Cohort 2008–2009. After completing my PhD in modernism in 2014, I started working in the development department of the Brooklyn Academy of Music (BAM), raising money for their patron program. The first few months were hard and included lots of humbling experiences. But I quickly caught on and had the tremendous benefit of my writing and speaking skills, honed through years of teaching and being taught. I rose quickly in the ranks and spent five years engaging with exceptional artists, philanthropists, community leaders and, of course, the work itself.
Though it was difficult to tear myself away from BAM, I got a great job opportunity right in the middle of the pandemic to become Executive Director of the Eastern Region for American Friends of the Israel Philharmonic. (It’s a mouthful!) In this new role, I’m responsible for raising money for the orchestra all along the east coast, midwest, and Canada. The job is incredibly varied and includes all sectors of philanthropic giving-- individuals, corporations, and foundations.

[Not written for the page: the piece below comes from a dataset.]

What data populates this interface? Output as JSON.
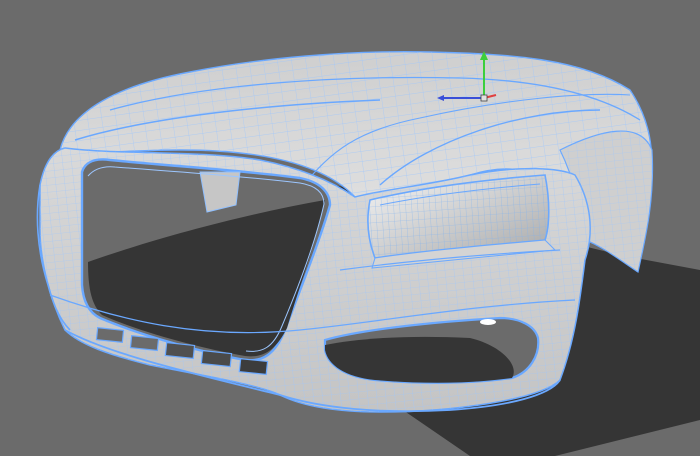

Right now, of course, I’ve been hunkered down in our New York office, but looking ahead, I will be traveling all over the United States and when the orchestra tours, all over the world.
My PhD from Princeton continues to be not only my most impressive credential but also my most valuable. While my peers in the industry have many years of experience on me, my degree always gives me a leg up—an extra sense of trust in my commitment from donors and colleagues, an extra vote of confidence from my supervisors. Beyond the credential, my time as an academic has given me the tools to access and unpack the wide array of art forms I’ve encountered and the assurance that I’ll never really feel adrift so long as I’m immersed in the work.